**INPUT**
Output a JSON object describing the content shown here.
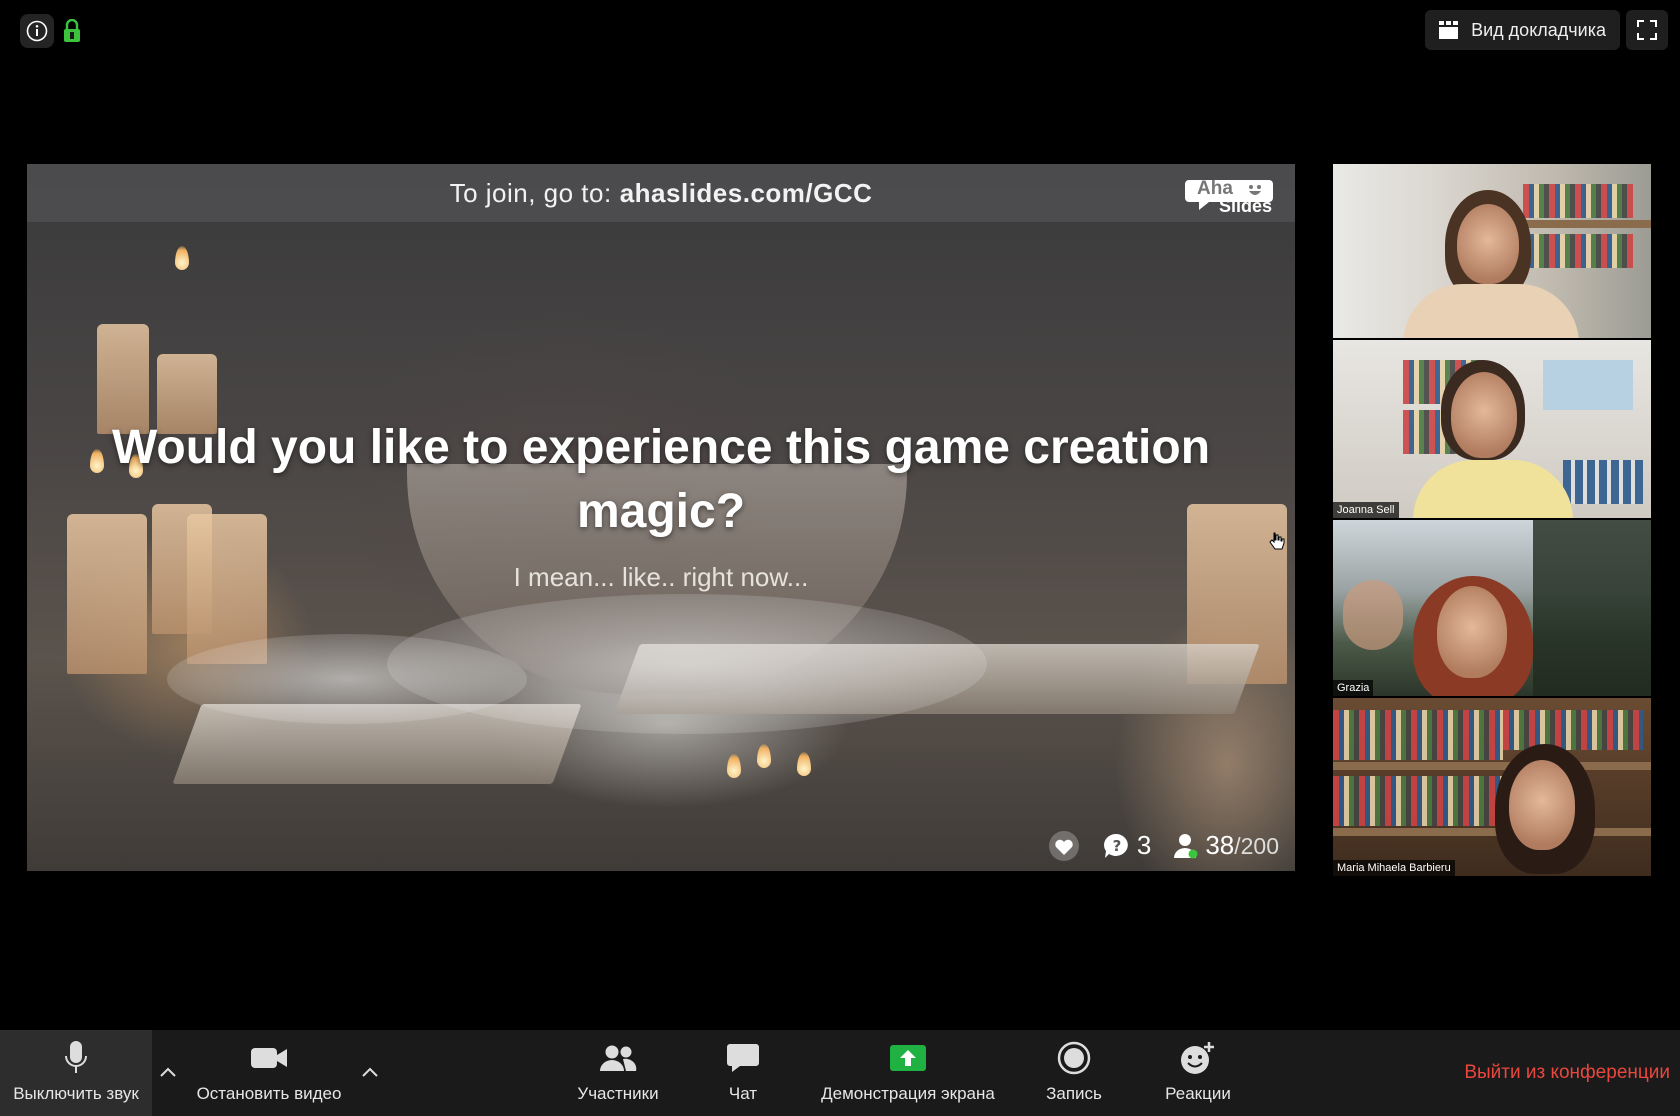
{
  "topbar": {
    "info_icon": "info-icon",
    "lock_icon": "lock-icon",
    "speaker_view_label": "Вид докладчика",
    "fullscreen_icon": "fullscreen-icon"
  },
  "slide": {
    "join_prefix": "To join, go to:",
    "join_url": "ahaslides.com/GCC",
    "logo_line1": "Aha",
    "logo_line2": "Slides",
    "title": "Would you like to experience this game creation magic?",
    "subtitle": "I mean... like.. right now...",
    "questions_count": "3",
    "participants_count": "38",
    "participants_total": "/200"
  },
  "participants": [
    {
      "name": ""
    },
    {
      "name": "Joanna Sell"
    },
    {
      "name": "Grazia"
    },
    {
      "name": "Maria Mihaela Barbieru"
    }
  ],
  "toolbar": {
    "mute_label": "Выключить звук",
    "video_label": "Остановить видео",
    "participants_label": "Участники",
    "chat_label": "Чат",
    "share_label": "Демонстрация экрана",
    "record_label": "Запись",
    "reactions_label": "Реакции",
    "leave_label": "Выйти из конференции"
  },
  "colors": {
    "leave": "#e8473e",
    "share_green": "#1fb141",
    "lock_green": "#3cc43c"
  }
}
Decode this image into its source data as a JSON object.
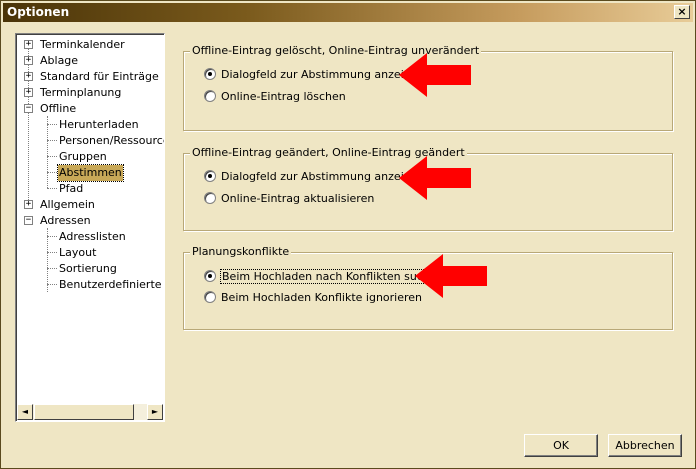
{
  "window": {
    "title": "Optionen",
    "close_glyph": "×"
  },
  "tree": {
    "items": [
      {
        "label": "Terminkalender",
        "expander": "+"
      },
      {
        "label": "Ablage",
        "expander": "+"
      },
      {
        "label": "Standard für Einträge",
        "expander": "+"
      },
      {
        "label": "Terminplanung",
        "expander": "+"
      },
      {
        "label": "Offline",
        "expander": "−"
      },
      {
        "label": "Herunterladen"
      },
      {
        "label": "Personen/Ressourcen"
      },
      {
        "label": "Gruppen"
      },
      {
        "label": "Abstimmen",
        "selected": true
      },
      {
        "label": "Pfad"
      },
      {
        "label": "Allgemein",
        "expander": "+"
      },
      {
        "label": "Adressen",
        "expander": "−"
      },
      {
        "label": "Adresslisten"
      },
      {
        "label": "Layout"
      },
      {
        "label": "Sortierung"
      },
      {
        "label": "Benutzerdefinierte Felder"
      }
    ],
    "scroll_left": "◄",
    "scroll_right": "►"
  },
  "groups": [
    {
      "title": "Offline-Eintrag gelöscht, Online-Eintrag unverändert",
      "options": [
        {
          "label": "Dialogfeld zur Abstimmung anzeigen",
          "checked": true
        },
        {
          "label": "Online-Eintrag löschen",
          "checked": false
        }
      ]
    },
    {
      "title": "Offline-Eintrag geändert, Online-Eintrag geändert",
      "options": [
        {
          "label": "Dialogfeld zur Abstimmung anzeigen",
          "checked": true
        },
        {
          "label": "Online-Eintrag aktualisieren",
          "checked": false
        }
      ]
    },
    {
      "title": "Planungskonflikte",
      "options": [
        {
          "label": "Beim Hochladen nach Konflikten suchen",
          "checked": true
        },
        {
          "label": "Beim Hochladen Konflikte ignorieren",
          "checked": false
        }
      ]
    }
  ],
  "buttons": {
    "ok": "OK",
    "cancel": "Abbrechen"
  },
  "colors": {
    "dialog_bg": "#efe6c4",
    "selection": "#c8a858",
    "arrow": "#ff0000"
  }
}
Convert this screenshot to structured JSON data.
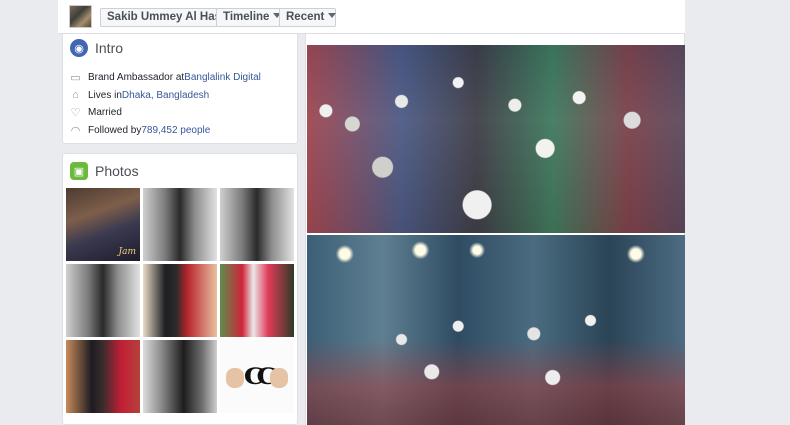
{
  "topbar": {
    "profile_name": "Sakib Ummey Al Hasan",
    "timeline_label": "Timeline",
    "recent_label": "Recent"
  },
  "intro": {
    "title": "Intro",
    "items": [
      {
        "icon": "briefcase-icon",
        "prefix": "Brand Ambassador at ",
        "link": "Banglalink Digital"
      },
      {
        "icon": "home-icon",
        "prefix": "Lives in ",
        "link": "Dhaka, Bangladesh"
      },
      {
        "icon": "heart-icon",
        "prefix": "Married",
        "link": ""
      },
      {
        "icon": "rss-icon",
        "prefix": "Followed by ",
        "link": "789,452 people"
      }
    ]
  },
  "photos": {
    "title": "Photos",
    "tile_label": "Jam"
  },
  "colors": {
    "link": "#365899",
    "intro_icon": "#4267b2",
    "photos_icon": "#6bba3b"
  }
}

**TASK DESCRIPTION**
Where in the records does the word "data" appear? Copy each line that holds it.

**TASK OUTPUT**
Decode this image into its source data as a JSON object.
Convert this screenshot to structured JSON data.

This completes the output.